Archive for the ‘generations’ Category.

As California goes…

In honor of gay marriage now being legal in California, I present to you a conversation I had yesterday with my 5 year old:

5yo: Hey mom? Do men marry men sometimes?

me: Yes, sometimes they do.

5yo: Well then can they combine their 2 sperm cells and make a baby?

me: No, you need sperm and an egg to make a baby, so you need a man and a woman.

5yo: Well how do they have a baby then?

me: Well, sometimes they adopt a baby who grew in someone else’s tummy, just like we adopted Sam. Remember, there are a lot of different ways that babies join families.

5yo: Well, I’m not going to marry a man. I’m going to marry Saffron so she can grow a baby in her tummy.

me: OK.

5yo: And then when I go to astronaut school, she can stay home and take care of him! And his name will be Henry. Like the neighbor’s dog in Jack and Annie.

me: I thought you said Saffron was going to be an architect?

5yo: She can do that job later.

Despite the fact that I may be raising a mini chauvinist, at least he’s open minded about the marriage issue. (He later came up with: “Well, girls can marry girls, then, and then you’d have two moms!”) OK, but you’re thinking “stop blogging about your kids already — what does this have to do with libraries?” Simply this: a lot of kids in his generation are growing up thinking of things like gay marriage and adoption and multiethnic families as natural, just another way to do things. This should be a wakeup call for librarians to continue standing on our principles in terms of the way that we provide services to all.

I feel the same way about librarians who refuse to work Harry Potter parties, who won’t purchase materials on homosexuality (or witchcraft, or what the heck, even “intelligent design”) — or who block MySpace — as I do about pharmacists who refuse to dispense contraception: You’re in the wrong profession, folks.

Listless

Over at Free Range Librarian , Karen Schneider launched a good discussion with a post on “Email lists: are they last-century?” I commented there, but have more to say here (OK, this is partially because I’m delighting in playing with my new WordPress, but indulge me).

I don’t necessarily see lists as a format breaking down along generational or new librarian lines to the extent Karen posits — hop over to Newlib or nexgen, for instance, to see some active discussion among younger and newer librarians. But, I do see a barrier to participation. Long-term lists like PUBLIB start to resemble cozy little clubs, and I’m much more comfortable commenting on a blog post than posting over there — even 11 years after graduation.

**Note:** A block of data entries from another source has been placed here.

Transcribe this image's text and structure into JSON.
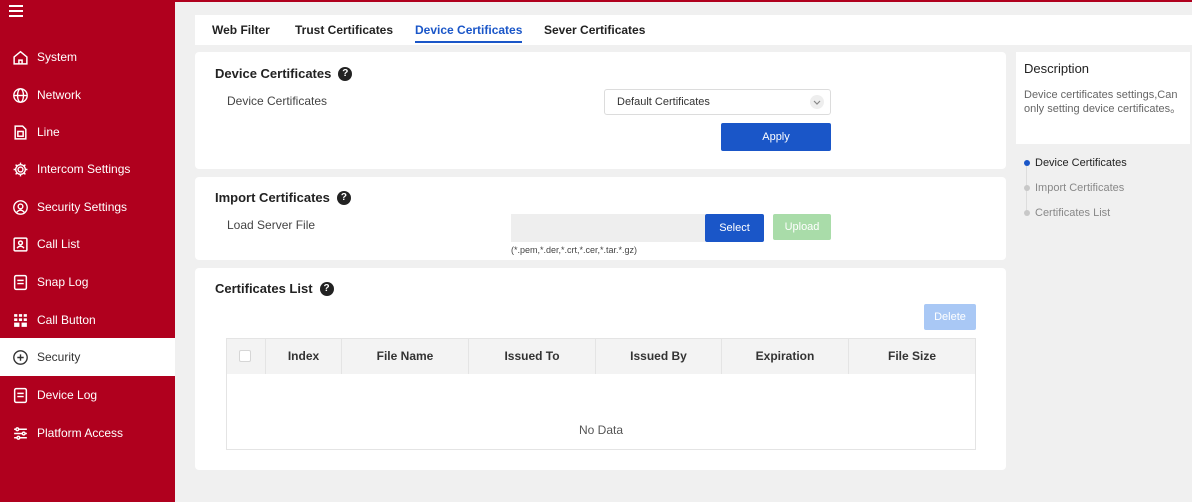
{
  "sidebar": {
    "items": [
      {
        "label": "System",
        "icon": "home-icon"
      },
      {
        "label": "Network",
        "icon": "globe-icon"
      },
      {
        "label": "Line",
        "icon": "sim-card-icon"
      },
      {
        "label": "Intercom Settings",
        "icon": "gear-icon"
      },
      {
        "label": "Security Settings",
        "icon": "security-camera-icon"
      },
      {
        "label": "Call List",
        "icon": "call-list-icon"
      },
      {
        "label": "Snap Log",
        "icon": "document-icon"
      },
      {
        "label": "Call Button",
        "icon": "grid-button-icon"
      },
      {
        "label": "Security",
        "icon": "shield-plus-icon"
      },
      {
        "label": "Device Log",
        "icon": "document-icon"
      },
      {
        "label": "Platform Access",
        "icon": "sliders-icon"
      }
    ],
    "active_index": 8
  },
  "tabs": [
    "Web Filter",
    "Trust Certificates",
    "Device Certificates",
    "Sever Certificates"
  ],
  "device_certificates": {
    "title": "Device Certificates",
    "field_label": "Device Certificates",
    "select_value": "Default Certificates",
    "apply_label": "Apply"
  },
  "import_certificates": {
    "title": "Import Certificates",
    "field_label": "Load Server File",
    "select_label": "Select",
    "upload_label": "Upload",
    "hint": "(*.pem,*.der,*.crt,*.cer,*.tar.*.gz)"
  },
  "certificates_list": {
    "title": "Certificates List",
    "delete_label": "Delete",
    "columns": [
      "Index",
      "File Name",
      "Issued To",
      "Issued By",
      "Expiration",
      "File Size"
    ],
    "rows": [],
    "empty_text": "No Data"
  },
  "description": {
    "title": "Description",
    "text": "Device certificates settings,Can only setting device certificates。",
    "anchors": [
      "Device Certificates",
      "Import Certificates",
      "Certificates List"
    ]
  },
  "colors": {
    "brand_red": "#b0001e",
    "primary_blue": "#1a56c8",
    "upload_disabled": "#a9dca9",
    "delete_disabled": "#a9c8f5"
  }
}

I do, though, read several lists in digest, including PUBLIB, mostly for ease in skimming. But one of the reasons I continue to use lists at all is in a deliberate attempt to avoid confirmation bias. I tend to gravitate toward bloggers I (for the most part) agree with, and RSS allows me to filter even further. The original PUBLIB thread, for instance, grew out of a negative comment about wi-fi users taking up chairs previously used more productively by readers and others making, presumably, more serious uses of a library’s resources; the discussion grew to include comments about the frivolity of online activities such as Facebook. As Karen notes on-list:

“I can’t see anyone in my FaceBook/blog/Twitter realms feeling comfortable proposing that wi-fi users in libraries might crowd out other users. Even if the idea had validity, it wouldn’t get traction (except possibly as a joke).”

When we stay in our comfortable bloggish worlds, we tend to forget that ideas that seem so natural to this crowd aren’t always an easy sell to the larger librarian community. At Internet Librarian this year, the one comment I heard over and over was: “Yeah, this looks great, but how would I sell it to my administrator/board/supervisor/staff?” (Note to conference planners: Wouldn’t this make an incredibly useful track?)

Participating in multiple venues and formats has the advantage of exposing us to multiple points of view — which, really, is part of what librarianship is all about.